===== INFORMATION SUPPLIED

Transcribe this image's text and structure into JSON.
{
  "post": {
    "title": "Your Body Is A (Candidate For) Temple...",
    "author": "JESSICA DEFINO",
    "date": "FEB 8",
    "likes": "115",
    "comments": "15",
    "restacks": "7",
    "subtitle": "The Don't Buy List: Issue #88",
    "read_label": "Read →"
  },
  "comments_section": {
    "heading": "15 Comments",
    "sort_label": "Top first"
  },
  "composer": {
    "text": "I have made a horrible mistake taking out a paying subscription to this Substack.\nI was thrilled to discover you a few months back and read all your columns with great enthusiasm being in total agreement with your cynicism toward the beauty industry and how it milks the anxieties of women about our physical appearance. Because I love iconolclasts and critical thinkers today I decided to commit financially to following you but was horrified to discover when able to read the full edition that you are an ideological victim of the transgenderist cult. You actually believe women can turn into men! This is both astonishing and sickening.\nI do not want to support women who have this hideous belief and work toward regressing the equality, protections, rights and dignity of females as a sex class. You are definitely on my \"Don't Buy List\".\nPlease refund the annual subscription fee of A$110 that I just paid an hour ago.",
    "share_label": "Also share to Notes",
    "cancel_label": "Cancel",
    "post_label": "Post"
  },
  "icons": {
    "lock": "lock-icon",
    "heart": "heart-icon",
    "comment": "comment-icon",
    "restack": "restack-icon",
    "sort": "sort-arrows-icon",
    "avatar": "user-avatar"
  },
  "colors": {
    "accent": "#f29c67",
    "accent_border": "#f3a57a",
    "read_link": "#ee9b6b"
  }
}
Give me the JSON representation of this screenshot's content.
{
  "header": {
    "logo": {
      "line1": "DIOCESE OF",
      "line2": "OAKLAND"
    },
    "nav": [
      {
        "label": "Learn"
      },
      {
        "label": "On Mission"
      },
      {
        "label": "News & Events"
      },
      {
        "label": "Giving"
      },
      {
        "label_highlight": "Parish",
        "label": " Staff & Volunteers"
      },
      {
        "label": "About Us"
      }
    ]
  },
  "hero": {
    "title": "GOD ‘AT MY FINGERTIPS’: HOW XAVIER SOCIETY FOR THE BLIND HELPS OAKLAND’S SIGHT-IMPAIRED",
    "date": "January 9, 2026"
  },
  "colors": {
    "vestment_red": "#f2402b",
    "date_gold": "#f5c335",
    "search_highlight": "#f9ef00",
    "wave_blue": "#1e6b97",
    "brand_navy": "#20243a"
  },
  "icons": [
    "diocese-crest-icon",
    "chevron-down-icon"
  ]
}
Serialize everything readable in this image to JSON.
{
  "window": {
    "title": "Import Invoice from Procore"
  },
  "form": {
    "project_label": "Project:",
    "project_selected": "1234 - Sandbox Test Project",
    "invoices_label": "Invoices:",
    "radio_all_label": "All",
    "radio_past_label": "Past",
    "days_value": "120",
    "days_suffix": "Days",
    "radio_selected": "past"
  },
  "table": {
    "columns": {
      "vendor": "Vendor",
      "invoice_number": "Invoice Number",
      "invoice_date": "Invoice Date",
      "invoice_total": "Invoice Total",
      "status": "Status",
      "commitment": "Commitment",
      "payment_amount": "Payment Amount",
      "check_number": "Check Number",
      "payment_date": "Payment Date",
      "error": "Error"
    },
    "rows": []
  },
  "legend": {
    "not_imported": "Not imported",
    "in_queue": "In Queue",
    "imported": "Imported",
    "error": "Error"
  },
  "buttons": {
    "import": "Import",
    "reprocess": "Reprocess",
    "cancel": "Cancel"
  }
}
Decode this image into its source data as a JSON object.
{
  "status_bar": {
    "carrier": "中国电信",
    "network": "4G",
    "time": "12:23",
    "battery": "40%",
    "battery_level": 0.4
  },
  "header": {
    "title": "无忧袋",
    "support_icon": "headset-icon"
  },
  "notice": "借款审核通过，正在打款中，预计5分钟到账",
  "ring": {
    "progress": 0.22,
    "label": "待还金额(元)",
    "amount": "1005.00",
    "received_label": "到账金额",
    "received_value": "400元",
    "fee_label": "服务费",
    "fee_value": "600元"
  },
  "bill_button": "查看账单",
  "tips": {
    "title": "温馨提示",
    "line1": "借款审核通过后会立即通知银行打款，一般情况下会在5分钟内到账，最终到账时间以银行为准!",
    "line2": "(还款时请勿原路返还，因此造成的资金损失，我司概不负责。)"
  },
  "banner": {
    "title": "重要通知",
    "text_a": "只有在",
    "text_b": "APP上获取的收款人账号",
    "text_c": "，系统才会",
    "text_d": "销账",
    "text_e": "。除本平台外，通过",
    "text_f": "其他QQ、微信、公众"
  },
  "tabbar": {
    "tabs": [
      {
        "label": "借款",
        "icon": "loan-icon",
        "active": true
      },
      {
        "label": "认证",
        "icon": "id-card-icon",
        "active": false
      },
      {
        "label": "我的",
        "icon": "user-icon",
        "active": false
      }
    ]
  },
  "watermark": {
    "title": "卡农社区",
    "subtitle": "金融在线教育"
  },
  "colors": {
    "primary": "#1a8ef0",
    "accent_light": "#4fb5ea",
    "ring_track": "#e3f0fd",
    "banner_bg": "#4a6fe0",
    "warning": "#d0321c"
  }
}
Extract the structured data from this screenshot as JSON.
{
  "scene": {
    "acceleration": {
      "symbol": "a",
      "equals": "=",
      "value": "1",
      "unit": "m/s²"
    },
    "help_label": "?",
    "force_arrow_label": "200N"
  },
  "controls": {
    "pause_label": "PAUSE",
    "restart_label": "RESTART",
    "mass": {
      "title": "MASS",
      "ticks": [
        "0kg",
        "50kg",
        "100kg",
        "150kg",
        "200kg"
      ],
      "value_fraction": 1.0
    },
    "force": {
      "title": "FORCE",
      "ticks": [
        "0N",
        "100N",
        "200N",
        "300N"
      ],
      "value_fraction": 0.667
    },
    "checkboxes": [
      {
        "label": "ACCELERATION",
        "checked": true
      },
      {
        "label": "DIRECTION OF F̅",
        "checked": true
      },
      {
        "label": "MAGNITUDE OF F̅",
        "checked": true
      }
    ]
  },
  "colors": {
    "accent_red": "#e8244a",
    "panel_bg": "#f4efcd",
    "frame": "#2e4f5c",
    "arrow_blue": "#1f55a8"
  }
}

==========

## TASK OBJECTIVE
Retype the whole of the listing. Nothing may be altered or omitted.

## SOLUTION FOR THIS EXERCISE
Transcribe this image's text and structure into JSON.
{
  "post": {
    "title": "Your Body Is A (Candidate For) Temple...",
    "author": "JESSICA DEFINO",
    "date": "FEB 8",
    "likes": "115",
    "comments": "15",
    "restacks": "7",
    "subtitle": "The Don't Buy List: Issue #88",
    "read_label": "Read →"
  },
  "comments_section": {
    "heading": "15 Comments",
    "sort_label": "Top first"
  },
  "composer": {
    "text": "I have made a horrible mistake taking out a paying subscription to this Substack.\nI was thrilled to discover you a few months back and read all your columns with great enthusiasm being in total agreement with your cynicism toward the beauty industry and how it milks the anxieties of women about our physical appearance. Because I love iconolclasts and critical thinkers today I decided to commit financially to following you but was horrified to discover when able to read the full edition that you are an ideological victim of the transgenderist cult. You actually believe women can turn into men! This is both astonishing and sickening.\nI do not want to support women who have this hideous belief and work toward regressing the equality, protections, rights and dignity of females as a sex class. You are definitely on my \"Don't Buy List\".\nPlease refund the annual subscription fee of A$110 that I just paid an hour ago.",
    "share_label": "Also share to Notes",
    "cancel_label": "Cancel",
    "post_label": "Post"
  },
  "icons": {
    "lock": "lock-icon",
    "heart": "heart-icon",
    "comment": "comment-icon",
    "restack": "restack-icon",
    "sort": "sort-arrows-icon",
    "avatar": "user-avatar"
  },
  "colors": {
    "accent": "#f29c67",
    "accent_border": "#f3a57a",
    "read_link": "#ee9b6b"
  }
}
Give me the JSON representation of this screenshot's content.
{
  "header": {
    "logo": {
      "line1": "DIOCESE OF",
      "line2": "OAKLAND"
    },
    "nav": [
      {
        "label": "Learn"
      },
      {
        "label": "On Mission"
      },
      {
        "label": "News & Events"
      },
      {
        "label": "Giving"
      },
      {
        "label_highlight": "Parish",
        "label": " Staff & Volunteers"
      },
      {
        "label": "About Us"
      }
    ]
  },
  "hero": {
    "title": "GOD ‘AT MY FINGERTIPS’: HOW XAVIER SOCIETY FOR THE BLIND HELPS OAKLAND’S SIGHT-IMPAIRED",
    "date": "January 9, 2026"
  },
  "colors": {
    "vestment_red": "#f2402b",
    "date_gold": "#f5c335",
    "search_highlight": "#f9ef00",
    "wave_blue": "#1e6b97",
    "brand_navy": "#20243a"
  },
  "icons": [
    "diocese-crest-icon",
    "chevron-down-icon"
  ]
}
Serialize everything readable in this image to JSON.
{
  "window": {
    "title": "Import Invoice from Procore"
  },
  "form": {
    "project_label": "Project:",
    "project_selected": "1234 - Sandbox Test Project",
    "invoices_label": "Invoices:",
    "radio_all_label": "All",
    "radio_past_label": "Past",
    "days_value": "120",
    "days_suffix": "Days",
    "radio_selected": "past"
  },
  "table": {
    "columns": {
      "vendor": "Vendor",
      "invoice_number": "Invoice Number",
      "invoice_date": "Invoice Date",
      "invoice_total": "Invoice Total",
      "status": "Status",
      "commitment": "Commitment",
      "payment_amount": "Payment Amount",
      "check_number": "Check Number",
      "payment_date": "Payment Date",
      "error": "Error"
    },
    "rows": []
  },
  "legend": {
    "not_imported": "Not imported",
    "in_queue": "In Queue",
    "imported": "Imported",
    "error": "Error"
  },
  "buttons": {
    "import": "Import",
    "reprocess": "Reprocess",
    "cancel": "Cancel"
  }
}
Decode this image into its source data as a JSON object.
{
  "status_bar": {
    "carrier": "中国电信",
    "network": "4G",
    "time": "12:23",
    "battery": "40%",
    "battery_level": 0.4
  },
  "header": {
    "title": "无忧袋",
    "support_icon": "headset-icon"
  },
  "notice": "借款审核通过，正在打款中，预计5分钟到账",
  "ring": {
    "progress": 0.22,
    "label": "待还金额(元)",
    "amount": "1005.00",
    "received_label": "到账金额",
    "received_value": "400元",
    "fee_label": "服务费",
    "fee_value": "600元"
  },
  "bill_button": "查看账单",
  "tips": {
    "title": "温馨提示",
    "line1": "借款审核通过后会立即通知银行打款，一般情况下会在5分钟内到账，最终到账时间以银行为准!",
    "line2": "(还款时请勿原路返还，因此造成的资金损失，我司概不负责。)"
  },
  "banner": {
    "title": "重要通知",
    "text_a": "只有在",
    "text_b": "APP上获取的收款人账号",
    "text_c": "，系统才会",
    "text_d": "销账",
    "text_e": "。除本平台外，通过",
    "text_f": "其他QQ、微信、公众"
  },
  "tabbar": {
    "tabs": [
      {
        "label": "借款",
        "icon": "loan-icon",
        "active": true
      },
      {
        "label": "认证",
        "icon": "id-card-icon",
        "active": false
      },
      {
        "label": "我的",
        "icon": "user-icon",
        "active": false
      }
    ]
  },
  "watermark": {
    "title": "卡农社区",
    "subtitle": "金融在线教育"
  },
  "colors": {
    "primary": "#1a8ef0",
    "accent_light": "#4fb5ea",
    "ring_track": "#e3f0fd",
    "banner_bg": "#4a6fe0",
    "warning": "#d0321c"
  }
}
Extract the structured data from this screenshot as JSON.
{
  "scene": {
    "acceleration": {
      "symbol": "a",
      "equals": "=",
      "value": "1",
      "unit": "m/s²"
    },
    "help_label": "?",
    "force_arrow_label": "200N"
  },
  "controls": {
    "pause_label": "PAUSE",
    "restart_label": "RESTART",
    "mass": {
      "title": "MASS",
      "ticks": [
        "0kg",
        "50kg",
        "100kg",
        "150kg",
        "200kg"
      ],
      "value_fraction": 1.0
    },
    "force": {
      "title": "FORCE",
      "ticks": [
        "0N",
        "100N",
        "200N",
        "300N"
      ],
      "value_fraction": 0.667
    },
    "checkboxes": [
      {
        "label": "ACCELERATION",
        "checked": true
      },
      {
        "label": "DIRECTION OF F̅",
        "checked": true
      },
      {
        "label": "MAGNITUDE OF F̅",
        "checked": true
      }
    ]
  },
  "colors": {
    "accent_red": "#e8244a",
    "panel_bg": "#f4efcd",
    "frame": "#2e4f5c",
    "arrow_blue": "#1f55a8"
  }
}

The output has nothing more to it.